There are countless ways to set up partitions and filesystems. Only with experience will you know what works best for you.
That said, here is my recommendation for newbies who need a simple configuration to get started (and this is how I set up pretty much all my systems). It is simple and will be satisfactory in most cases. There is nothing fancy about it.
You have 32 GB of RAM, if this is a desktop computer, you don’t need it to hibernate. In that case, you don’t need to worry about swap at all when you install. Now, even a computer with a lot of RAM benefits from having swap, so after install, you can set up a swap file. Make it 6 GB, that’s plenty, and put it on your fastest SSD (ideally, NVMe, if you have it). With 32 GB of RAM, you will use swap very rarely, and you will never notice any degradation in performance due to swap.

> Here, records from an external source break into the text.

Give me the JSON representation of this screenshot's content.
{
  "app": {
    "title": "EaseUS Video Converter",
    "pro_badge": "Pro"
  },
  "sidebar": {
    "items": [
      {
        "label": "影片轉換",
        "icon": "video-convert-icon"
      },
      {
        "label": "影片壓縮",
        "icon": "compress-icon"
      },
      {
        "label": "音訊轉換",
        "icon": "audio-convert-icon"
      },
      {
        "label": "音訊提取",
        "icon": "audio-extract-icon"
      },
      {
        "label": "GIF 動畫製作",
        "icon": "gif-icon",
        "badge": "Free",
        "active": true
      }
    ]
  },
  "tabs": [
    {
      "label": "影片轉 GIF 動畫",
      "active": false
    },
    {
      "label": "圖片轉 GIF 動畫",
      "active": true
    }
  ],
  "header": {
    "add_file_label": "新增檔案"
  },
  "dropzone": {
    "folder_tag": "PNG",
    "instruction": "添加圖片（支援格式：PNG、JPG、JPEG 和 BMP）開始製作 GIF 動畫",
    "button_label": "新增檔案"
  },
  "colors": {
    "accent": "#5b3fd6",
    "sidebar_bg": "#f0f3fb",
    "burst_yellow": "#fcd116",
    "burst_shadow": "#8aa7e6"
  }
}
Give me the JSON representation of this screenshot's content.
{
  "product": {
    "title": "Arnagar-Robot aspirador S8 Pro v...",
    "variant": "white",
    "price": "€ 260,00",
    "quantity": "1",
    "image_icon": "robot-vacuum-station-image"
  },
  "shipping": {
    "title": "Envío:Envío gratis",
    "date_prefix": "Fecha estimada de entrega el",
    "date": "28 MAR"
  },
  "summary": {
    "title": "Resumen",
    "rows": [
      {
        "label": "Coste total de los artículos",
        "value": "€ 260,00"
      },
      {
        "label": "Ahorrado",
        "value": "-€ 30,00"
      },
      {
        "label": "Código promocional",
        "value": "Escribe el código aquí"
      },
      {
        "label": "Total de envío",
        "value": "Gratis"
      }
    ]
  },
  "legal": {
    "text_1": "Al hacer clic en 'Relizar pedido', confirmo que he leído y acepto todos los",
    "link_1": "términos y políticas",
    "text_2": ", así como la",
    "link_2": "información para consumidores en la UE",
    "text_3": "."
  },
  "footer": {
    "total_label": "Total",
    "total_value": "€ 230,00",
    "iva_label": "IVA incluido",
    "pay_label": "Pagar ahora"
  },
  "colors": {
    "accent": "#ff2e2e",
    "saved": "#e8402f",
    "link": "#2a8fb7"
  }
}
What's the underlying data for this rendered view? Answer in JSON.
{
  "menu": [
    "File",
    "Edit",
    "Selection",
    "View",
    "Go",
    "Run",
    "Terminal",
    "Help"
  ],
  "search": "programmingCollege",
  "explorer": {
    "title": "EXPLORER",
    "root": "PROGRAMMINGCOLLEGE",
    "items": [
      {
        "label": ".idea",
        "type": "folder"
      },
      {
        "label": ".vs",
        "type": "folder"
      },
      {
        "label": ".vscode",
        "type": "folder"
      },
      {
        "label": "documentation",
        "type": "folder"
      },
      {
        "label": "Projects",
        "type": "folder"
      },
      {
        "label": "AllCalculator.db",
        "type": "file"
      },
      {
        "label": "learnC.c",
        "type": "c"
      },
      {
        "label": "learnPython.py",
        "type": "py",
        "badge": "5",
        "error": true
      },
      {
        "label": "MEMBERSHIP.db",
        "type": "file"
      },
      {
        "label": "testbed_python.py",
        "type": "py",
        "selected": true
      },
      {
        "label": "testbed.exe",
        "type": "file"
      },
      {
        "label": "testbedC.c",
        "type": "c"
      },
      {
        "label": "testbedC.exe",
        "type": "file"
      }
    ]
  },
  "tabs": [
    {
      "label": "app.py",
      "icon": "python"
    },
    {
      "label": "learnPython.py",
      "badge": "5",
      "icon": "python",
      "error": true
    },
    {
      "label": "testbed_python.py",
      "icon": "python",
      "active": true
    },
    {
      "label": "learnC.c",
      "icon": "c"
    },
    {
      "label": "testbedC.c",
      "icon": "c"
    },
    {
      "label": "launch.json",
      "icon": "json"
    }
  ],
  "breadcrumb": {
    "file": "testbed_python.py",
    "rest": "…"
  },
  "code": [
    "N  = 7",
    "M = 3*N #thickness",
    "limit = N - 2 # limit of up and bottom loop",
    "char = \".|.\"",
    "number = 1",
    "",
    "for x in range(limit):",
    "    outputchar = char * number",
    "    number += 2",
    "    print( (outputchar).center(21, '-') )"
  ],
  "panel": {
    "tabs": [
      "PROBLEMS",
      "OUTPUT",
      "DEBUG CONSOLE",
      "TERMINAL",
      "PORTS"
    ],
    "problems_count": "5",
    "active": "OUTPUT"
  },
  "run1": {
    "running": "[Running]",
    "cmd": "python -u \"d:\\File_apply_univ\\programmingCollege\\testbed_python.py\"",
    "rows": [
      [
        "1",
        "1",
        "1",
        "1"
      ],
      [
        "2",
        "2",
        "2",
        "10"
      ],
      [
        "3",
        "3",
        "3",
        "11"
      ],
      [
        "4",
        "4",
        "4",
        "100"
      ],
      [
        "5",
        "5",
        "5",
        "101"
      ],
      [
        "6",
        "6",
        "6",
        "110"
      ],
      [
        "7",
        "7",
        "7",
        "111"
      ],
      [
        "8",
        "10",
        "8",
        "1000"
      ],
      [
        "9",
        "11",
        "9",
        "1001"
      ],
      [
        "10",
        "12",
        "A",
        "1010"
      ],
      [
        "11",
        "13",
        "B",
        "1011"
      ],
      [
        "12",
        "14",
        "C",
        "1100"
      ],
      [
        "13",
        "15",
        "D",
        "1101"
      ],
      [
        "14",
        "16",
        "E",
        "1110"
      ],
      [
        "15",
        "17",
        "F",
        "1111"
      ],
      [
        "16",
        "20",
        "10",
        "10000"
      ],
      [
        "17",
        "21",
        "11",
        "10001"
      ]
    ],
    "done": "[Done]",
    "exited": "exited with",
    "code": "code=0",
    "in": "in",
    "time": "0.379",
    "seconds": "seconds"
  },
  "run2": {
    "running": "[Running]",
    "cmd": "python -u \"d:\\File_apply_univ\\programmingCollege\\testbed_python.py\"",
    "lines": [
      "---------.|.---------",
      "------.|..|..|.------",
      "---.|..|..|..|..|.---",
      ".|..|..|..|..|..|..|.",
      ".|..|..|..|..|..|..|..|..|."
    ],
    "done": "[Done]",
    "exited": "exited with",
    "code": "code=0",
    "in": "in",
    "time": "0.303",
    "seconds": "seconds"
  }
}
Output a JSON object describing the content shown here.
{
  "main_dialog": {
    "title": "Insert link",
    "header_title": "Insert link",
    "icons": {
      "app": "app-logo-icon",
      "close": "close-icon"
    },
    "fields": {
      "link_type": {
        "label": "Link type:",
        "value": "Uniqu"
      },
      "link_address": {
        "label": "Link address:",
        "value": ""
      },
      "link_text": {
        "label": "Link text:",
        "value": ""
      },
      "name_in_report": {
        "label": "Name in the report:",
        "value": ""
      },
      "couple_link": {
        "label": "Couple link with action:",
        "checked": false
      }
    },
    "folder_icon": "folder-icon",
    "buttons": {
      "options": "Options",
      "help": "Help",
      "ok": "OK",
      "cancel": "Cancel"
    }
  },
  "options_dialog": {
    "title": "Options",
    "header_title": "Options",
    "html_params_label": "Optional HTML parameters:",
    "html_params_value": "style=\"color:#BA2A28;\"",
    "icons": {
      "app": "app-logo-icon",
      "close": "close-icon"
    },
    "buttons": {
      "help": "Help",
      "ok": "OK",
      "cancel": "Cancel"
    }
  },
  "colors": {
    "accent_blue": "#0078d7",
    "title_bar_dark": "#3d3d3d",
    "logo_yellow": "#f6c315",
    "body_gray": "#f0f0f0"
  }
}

Regarding partitioning, keep it super simple.
On your main drive (the fastest SSD you have):
- you need an EFI partition, which should be some 256 MB (that’s more than enough, unless you boot multiple OS) and it should be formatted as vfat.
- the rest make one partition, format it as ext4. No swap, you’ll make a swap file later.
For every other drive, keep it as one partition per drive, formatted as ext4. You can set up those other drives after you install the OS.
That should cover some 80-90% of all use cases, it’s simple and foolproof, great for newbies as well as for experienced users (though the latter usually have their own preferences).
/home directory, making a separate partition for it is pointless (and will be quite limiting). It’s much simpler to keep
/home on your root partition. Now, inside the home directory, you’ll have other directories like
Downloads. You can use these directories and others as mountpoints for your other drives. My recommendation is to mount all your additional internal drives inside your home directory (assuming you are the only person using this computer, of course). The benefit of that is that you will not have to bother with permissions and ownership. Other people might disagree with this recommendation of mine, and will insist that all drives have to be mounted in
/mnt. I think they are wrong, but in the end, it’s a matter of personal preference.
This is how you make a swap file on ext4 drive:
If you want Timeshift, you can set up rsync snapshots. They are slower than btrfs snapshots, but work perfectly fine. And if, down the line, you decide you want fancy btrfs features, you can always reinstall the OS, it’s not a big deal.
Regarding losing data, always have a backup of all files you don’t want to lose. This is not so much a matter of choosing a filesystem but the fact that all hardware will eventually fail and when SSDs fail, typically that means data is unrecoverable. So keep it backed up, preferably on external drives. Storage nowadays is fairly cheap and it’s not worth the frustration of losing important data.